Updated at 8:45 p.m.
Jonathan Pollard, who has served almost 30 years in prison after being convicted of espionage, will be granted parole on Nov. 21, according to his attorneys.
The former civilian Navy analyst was arrested in 1985 and charged with passing classified information to Israel. He pleaded guilty and received a life sentence.
"But under laws in place at the time, that meant he could get parole after 30 years," NPR's Carrie Johnson says. "Now, that term is nearly up — and the Justice Department did not stand in the way of his release."
In their statement, attorneys Eliot Lauer and Jacques Semmelman said the decision to release Pollard, who is now 60, was made unanimously by three members of a parole commission, independent of any other U.S. government agency. They also said that the decision is not connected to "recent developments in the Middle East."
As we've previously reported, Pollard's supporters have claimed that his release could have a positive impact on the Middle East peace process, that he was spying for an ally of the U.S. and had no intent to harm the U.S., and that his sentence was too harsh.
Carrie tells our Newscast Unit that Pollard's lawyers say their client is sick and looking forward to reuniting with his wife.
In the statement, the attorneys say President Obama has the authority to release Pollard before Nov. 21 and could allow him to leave the U.S. and move to Israel immediately. They also say they've secured employment and housing for Pollard in the New York area.
National Security Council spokesman Alistair Baskey said Tuesday night that Obama does not plan to set Pollard free early.
"Mr. Pollard's status was determined by the United States Parole Commission according to standard procedures, and the Parole Commission's decision was in no way linked to foreign policy considerations. Mr. Pollard will serve his sentence as mandated by statute for the very serious crimes he committed. The President has no intention of altering the terms of Mr. Pollard's parole."
Pollard also communicated words of thanks through his attorneys for his release, expressing gratitude to the National Council of Young Israel as well as to supporters:

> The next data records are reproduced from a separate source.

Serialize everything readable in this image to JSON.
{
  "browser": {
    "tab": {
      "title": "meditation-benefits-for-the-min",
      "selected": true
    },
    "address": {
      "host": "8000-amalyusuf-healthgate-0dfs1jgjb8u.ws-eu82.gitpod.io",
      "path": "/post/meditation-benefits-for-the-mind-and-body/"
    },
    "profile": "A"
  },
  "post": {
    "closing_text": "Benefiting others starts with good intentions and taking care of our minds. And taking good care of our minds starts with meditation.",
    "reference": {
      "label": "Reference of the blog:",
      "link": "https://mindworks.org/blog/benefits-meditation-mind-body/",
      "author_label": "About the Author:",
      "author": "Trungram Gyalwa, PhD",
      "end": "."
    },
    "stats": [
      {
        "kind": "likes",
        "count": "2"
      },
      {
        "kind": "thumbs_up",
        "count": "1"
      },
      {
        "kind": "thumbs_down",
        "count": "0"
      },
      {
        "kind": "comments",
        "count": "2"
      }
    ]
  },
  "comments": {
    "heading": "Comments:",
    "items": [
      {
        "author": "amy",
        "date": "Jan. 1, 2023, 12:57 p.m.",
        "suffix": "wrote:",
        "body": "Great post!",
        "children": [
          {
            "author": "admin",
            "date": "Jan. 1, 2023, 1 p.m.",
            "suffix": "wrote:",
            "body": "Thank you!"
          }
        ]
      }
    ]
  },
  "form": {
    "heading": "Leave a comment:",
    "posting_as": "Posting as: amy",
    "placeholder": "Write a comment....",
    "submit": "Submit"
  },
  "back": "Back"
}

"Mr. Pollard would like to thank the many thousands of well-wishers in the United States, in Israel, and throughout the world, who provided grass roots support by attending rallies, sending letters, making phone calls to elected officials, and saying prayers for his welfare. He is deeply appreciative of every gesture, large or small."